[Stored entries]
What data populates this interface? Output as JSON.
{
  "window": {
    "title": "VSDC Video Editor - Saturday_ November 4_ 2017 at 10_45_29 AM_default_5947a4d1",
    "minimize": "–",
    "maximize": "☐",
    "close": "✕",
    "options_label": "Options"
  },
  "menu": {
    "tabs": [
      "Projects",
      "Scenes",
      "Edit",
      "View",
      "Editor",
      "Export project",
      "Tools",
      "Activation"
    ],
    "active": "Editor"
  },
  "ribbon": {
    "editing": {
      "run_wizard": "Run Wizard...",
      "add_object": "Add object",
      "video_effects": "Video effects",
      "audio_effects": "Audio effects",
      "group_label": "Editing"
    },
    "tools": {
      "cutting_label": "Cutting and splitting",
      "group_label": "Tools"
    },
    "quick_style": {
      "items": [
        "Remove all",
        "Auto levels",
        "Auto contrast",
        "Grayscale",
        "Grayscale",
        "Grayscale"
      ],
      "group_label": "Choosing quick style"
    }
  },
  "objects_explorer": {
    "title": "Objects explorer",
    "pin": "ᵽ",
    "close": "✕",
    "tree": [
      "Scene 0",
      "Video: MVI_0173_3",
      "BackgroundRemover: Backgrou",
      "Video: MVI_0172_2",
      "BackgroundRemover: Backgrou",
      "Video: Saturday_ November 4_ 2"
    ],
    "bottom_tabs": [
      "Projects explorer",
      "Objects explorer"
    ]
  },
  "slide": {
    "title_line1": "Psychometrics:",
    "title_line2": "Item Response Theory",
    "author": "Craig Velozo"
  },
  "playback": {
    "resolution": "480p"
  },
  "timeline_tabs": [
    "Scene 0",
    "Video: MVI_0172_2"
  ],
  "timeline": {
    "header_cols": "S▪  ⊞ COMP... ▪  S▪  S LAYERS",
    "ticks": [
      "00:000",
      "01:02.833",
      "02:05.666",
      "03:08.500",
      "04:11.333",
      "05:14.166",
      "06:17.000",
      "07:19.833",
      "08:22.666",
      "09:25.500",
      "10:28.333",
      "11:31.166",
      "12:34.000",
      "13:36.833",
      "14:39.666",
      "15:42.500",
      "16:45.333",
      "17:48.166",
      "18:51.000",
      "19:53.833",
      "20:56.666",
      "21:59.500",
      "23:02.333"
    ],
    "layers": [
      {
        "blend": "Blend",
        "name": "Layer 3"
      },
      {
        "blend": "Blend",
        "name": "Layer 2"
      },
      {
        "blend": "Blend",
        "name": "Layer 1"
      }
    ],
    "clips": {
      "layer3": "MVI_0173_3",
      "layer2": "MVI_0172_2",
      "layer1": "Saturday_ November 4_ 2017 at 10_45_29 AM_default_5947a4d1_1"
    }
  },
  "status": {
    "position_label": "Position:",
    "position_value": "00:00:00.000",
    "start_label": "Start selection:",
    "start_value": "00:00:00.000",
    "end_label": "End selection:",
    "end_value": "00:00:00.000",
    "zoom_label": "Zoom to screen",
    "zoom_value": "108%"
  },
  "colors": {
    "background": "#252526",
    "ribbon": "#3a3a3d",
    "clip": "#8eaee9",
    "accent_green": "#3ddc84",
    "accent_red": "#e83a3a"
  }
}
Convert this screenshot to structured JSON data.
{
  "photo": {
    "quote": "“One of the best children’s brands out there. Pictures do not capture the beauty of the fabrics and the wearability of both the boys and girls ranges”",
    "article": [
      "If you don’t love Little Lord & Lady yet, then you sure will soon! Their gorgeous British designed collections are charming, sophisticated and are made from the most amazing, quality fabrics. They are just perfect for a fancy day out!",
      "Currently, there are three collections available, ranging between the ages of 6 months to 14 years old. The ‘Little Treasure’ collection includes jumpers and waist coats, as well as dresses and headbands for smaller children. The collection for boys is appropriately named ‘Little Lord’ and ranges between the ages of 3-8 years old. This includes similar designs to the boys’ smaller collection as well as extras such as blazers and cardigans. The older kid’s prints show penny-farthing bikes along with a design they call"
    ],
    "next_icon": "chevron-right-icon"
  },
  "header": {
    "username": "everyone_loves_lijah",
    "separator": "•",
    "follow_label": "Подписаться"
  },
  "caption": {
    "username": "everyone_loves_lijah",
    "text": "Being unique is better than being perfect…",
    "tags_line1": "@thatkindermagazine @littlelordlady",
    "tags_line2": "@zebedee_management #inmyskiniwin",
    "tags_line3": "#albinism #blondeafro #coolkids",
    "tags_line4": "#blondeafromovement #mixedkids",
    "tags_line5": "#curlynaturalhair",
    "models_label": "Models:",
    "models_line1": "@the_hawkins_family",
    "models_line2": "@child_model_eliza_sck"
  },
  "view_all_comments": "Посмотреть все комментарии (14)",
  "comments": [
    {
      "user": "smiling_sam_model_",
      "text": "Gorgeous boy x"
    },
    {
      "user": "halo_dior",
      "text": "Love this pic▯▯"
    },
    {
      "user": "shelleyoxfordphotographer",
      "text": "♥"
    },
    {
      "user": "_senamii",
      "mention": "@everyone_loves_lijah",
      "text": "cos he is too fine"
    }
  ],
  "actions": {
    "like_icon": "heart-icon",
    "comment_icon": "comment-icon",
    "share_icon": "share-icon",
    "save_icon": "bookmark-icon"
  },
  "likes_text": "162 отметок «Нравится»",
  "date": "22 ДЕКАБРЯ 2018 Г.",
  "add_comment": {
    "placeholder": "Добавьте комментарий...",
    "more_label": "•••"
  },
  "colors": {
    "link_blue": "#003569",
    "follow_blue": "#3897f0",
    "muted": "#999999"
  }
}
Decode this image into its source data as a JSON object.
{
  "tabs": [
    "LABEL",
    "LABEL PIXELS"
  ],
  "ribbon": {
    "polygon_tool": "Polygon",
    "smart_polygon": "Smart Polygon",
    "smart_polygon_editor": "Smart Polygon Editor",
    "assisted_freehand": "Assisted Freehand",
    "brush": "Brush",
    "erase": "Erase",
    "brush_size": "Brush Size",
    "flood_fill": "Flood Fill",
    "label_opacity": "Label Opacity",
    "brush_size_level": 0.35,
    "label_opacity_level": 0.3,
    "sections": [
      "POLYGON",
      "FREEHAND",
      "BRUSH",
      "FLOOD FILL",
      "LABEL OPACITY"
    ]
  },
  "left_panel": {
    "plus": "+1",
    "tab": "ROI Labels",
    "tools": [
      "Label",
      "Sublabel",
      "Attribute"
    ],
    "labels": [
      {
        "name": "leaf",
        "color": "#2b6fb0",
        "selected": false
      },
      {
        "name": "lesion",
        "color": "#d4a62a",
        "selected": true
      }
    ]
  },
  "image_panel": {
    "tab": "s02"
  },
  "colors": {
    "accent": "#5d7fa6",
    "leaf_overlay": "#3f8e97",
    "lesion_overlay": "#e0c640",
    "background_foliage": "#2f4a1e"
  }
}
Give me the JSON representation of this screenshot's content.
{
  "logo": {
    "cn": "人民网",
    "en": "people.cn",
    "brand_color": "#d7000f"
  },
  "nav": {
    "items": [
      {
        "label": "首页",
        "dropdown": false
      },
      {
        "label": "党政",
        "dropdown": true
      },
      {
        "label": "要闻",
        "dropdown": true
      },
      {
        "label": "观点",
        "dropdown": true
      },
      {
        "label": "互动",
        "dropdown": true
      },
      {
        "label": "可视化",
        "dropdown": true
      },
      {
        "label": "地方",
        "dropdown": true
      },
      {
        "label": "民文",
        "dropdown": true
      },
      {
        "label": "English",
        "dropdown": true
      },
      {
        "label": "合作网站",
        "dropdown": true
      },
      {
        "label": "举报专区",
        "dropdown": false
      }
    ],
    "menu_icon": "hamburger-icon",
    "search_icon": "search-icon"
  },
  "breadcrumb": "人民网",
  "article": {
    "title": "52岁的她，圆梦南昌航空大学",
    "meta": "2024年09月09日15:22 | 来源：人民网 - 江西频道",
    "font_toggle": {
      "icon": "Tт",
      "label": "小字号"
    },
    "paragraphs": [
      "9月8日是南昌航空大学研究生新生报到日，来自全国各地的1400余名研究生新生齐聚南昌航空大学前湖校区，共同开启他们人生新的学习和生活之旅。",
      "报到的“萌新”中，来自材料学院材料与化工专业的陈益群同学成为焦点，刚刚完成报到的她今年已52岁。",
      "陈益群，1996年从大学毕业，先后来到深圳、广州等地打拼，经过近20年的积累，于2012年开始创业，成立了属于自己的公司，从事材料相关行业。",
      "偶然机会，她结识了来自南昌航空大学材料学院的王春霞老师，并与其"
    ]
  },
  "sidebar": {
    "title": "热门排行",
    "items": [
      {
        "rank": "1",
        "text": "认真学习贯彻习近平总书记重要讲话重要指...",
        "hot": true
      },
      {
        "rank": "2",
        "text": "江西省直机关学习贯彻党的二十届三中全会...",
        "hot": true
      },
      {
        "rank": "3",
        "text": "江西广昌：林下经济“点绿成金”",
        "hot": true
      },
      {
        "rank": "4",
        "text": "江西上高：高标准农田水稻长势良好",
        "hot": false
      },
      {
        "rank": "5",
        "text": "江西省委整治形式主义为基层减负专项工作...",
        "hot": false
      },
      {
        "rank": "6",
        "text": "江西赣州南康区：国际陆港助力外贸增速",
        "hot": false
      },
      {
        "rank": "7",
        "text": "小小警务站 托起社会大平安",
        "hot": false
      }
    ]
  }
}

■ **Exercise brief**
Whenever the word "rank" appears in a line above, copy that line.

■ **Output for this exercise**
        "rank": "1",
        "rank": "2",
        "rank": "3",
        "rank": "4",
        "rank": "5",
        "rank": "6",
        "rank": "7",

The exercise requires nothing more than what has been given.